Data records Block Start

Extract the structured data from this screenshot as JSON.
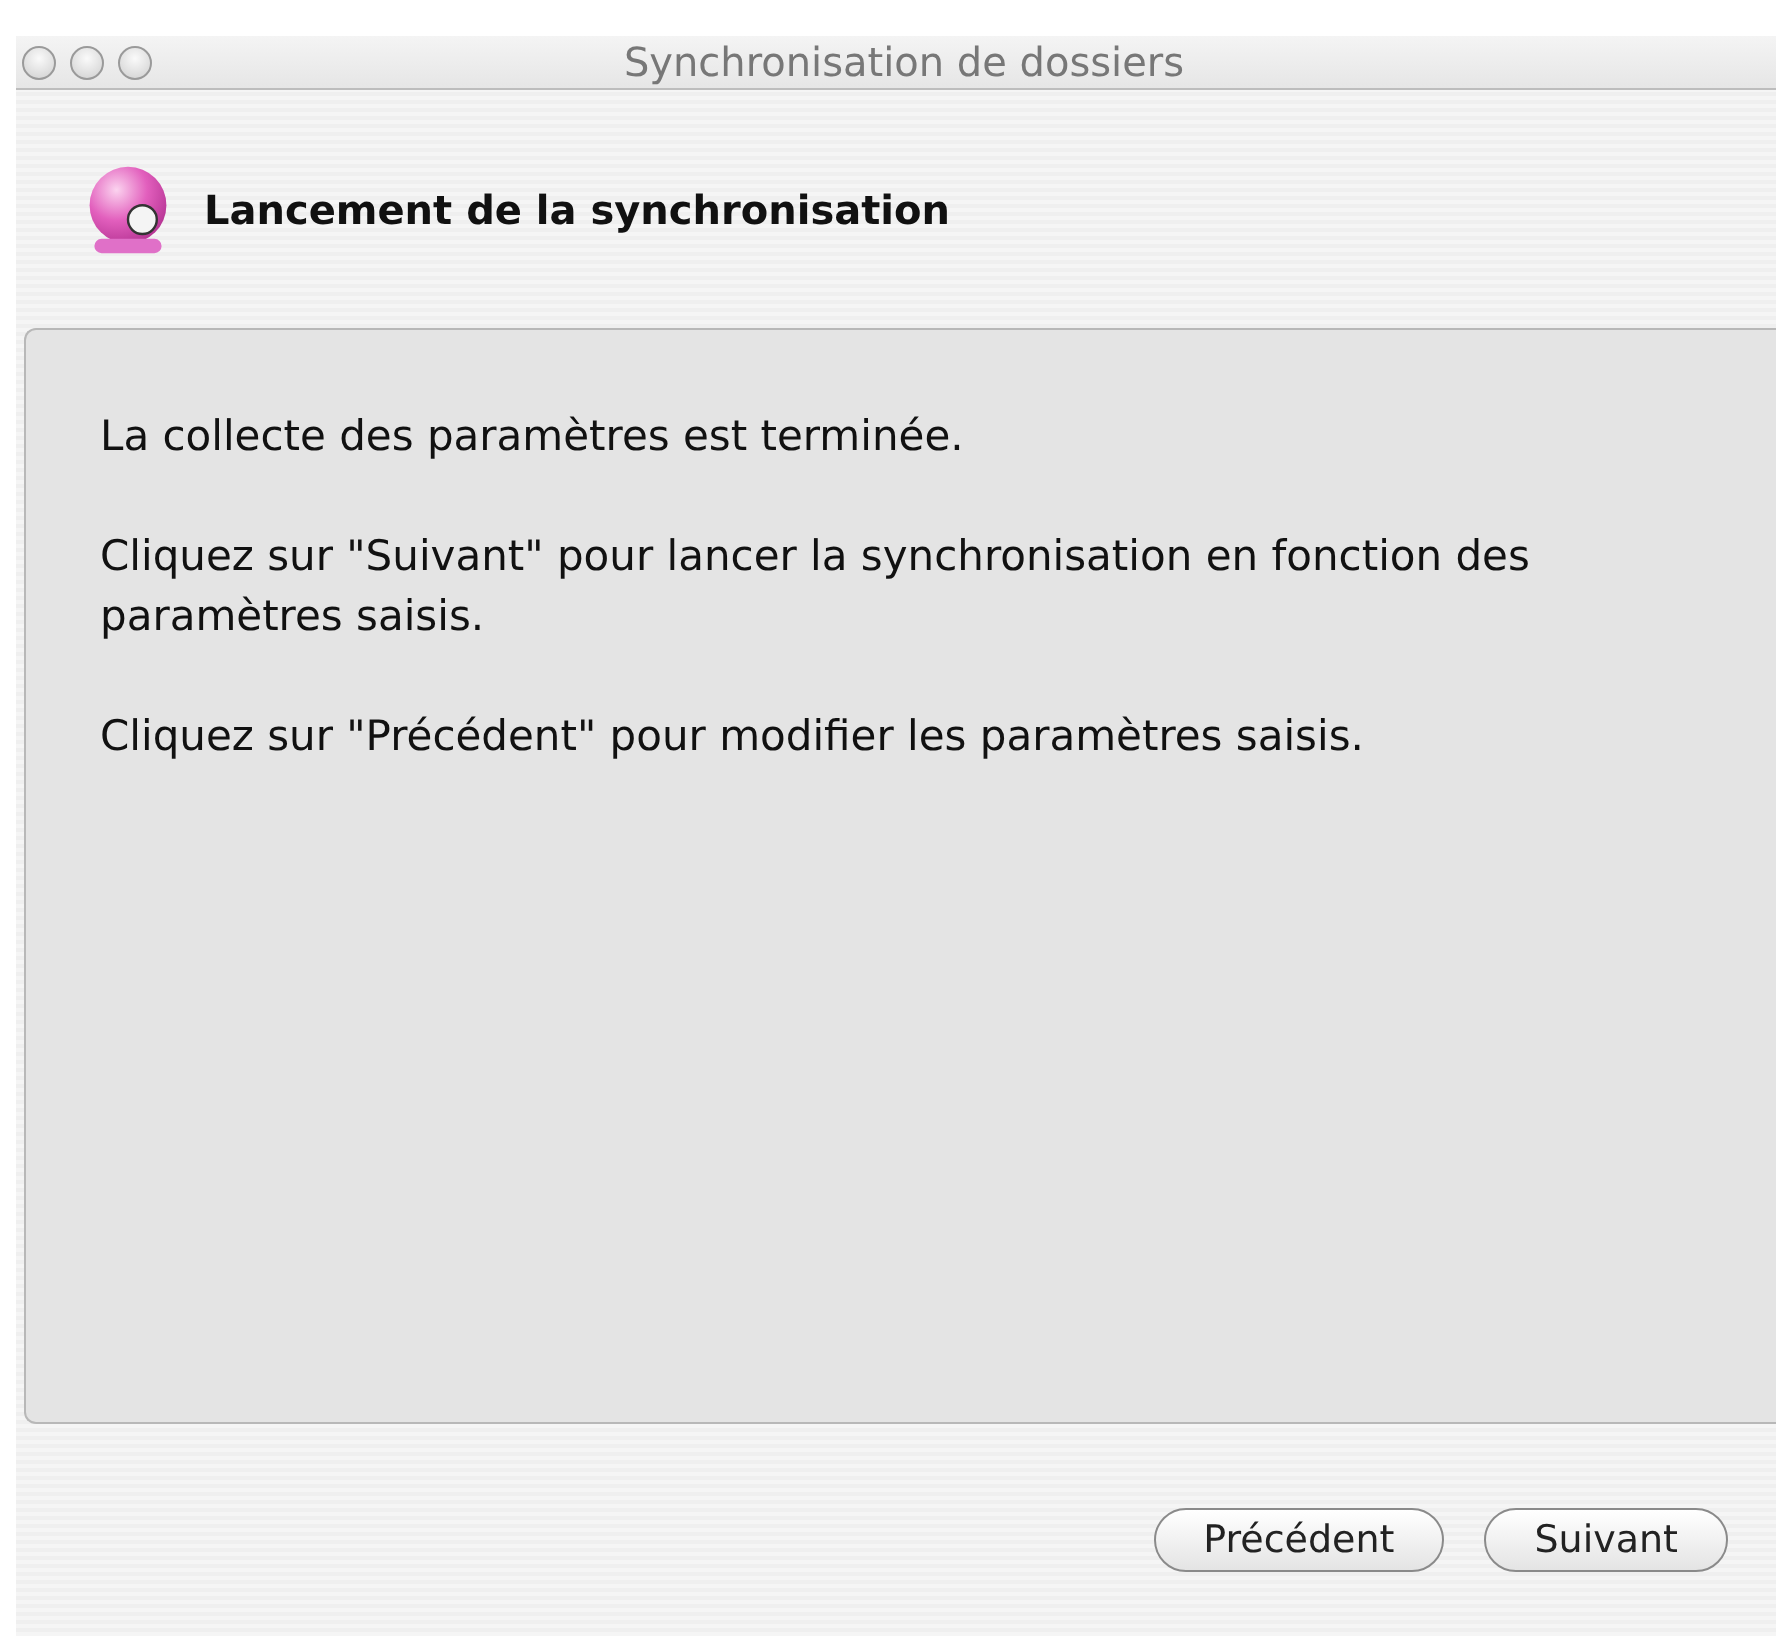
{
  "window": {
    "title": "Synchronisation de dossiers"
  },
  "header": {
    "title": "Lancement de la synchronisation"
  },
  "paragraphs": [
    "La collecte des paramètres est terminée.",
    "Cliquez sur \"Suivant\" pour lancer la synchronisation en fonction des paramètres saisis.",
    "Cliquez sur \"Précédent\" pour modifier les paramètres saisis."
  ],
  "buttons": [
    "Précédent",
    "Suivant"
  ]
}
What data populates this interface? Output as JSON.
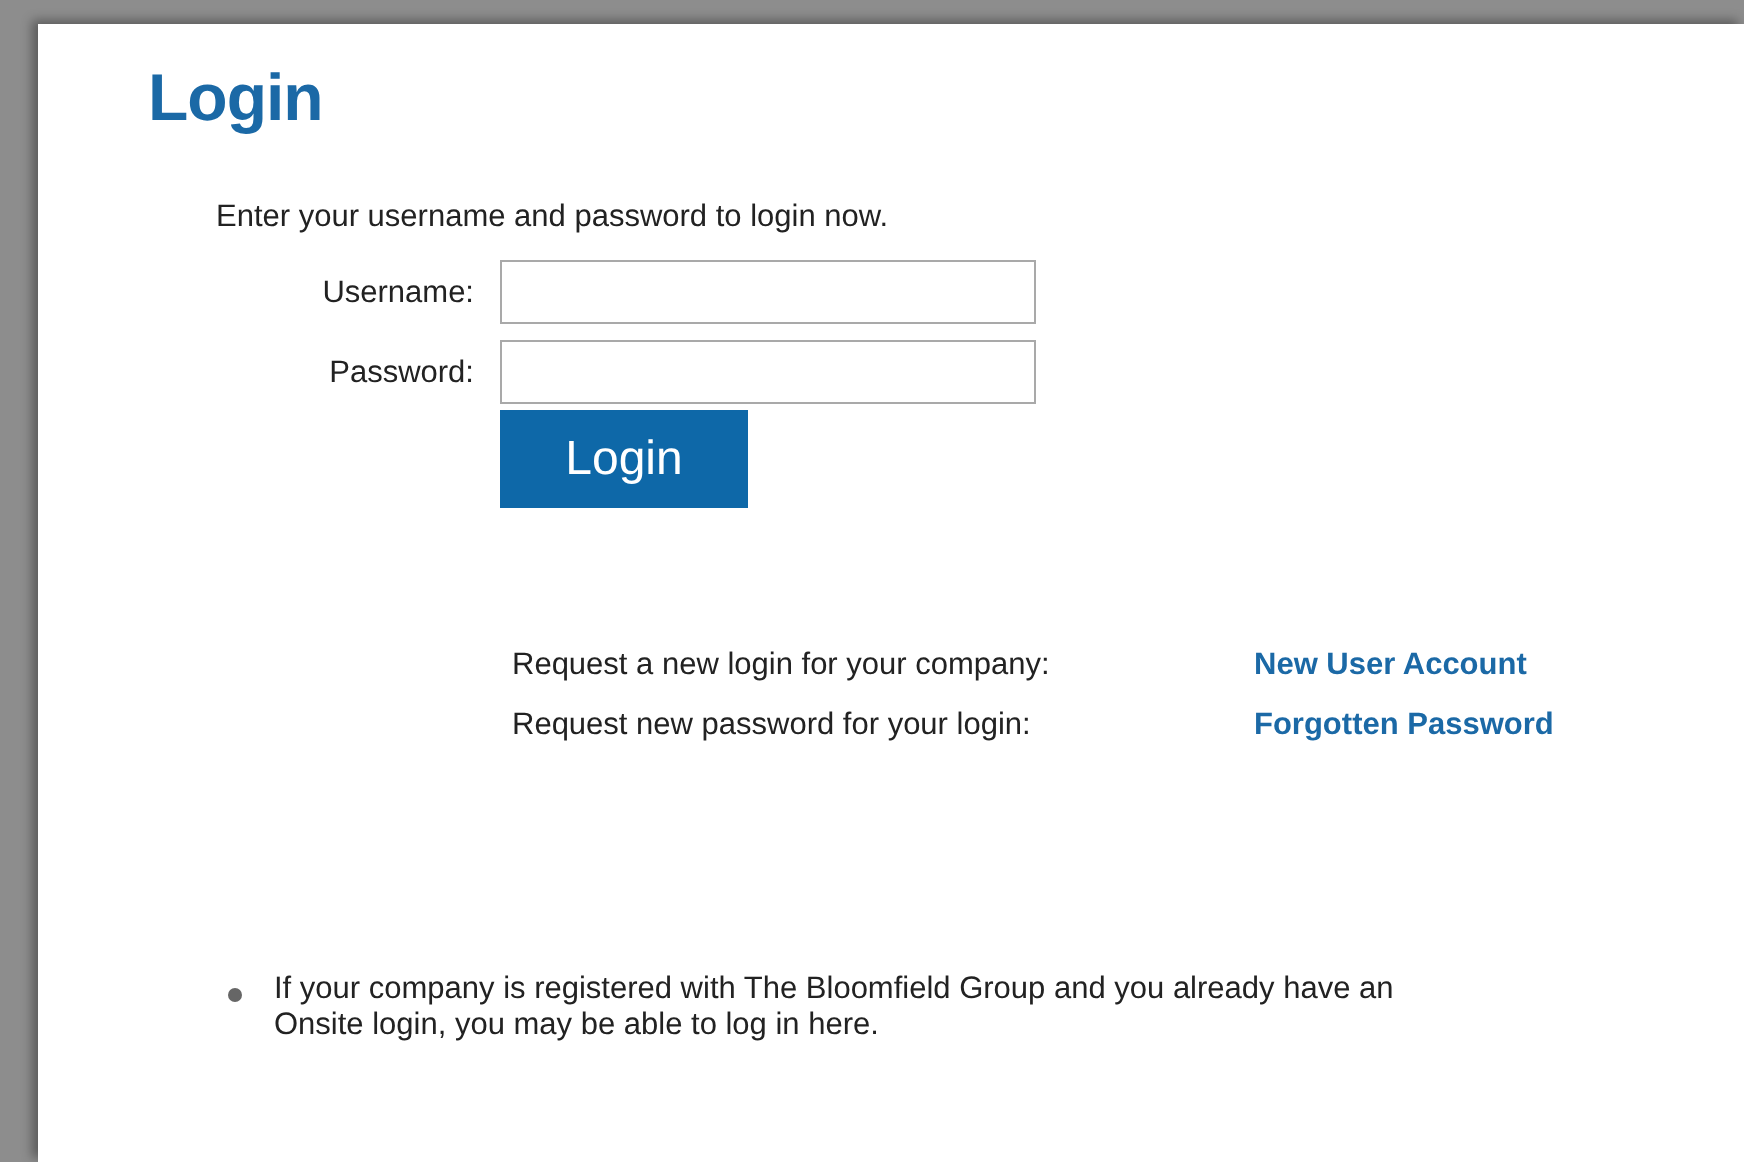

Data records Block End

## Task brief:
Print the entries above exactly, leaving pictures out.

## Your solution:
Extract the structured data from this screenshot as JSON.
{
  "window": {
    "title": "Synchronisation de dossiers"
  },
  "header": {
    "title": "Lancement de la synchronisation"
  },
  "paragraphs": [
    "La collecte des paramètres est terminée.",
    "Cliquez sur \"Suivant\" pour lancer la synchronisation en fonction des paramètres saisis.",
    "Cliquez sur \"Précédent\" pour modifier les paramètres saisis."
  ],
  "buttons": [
    "Précédent",
    "Suivant"
  ]
}
What data populates this interface? Output as JSON.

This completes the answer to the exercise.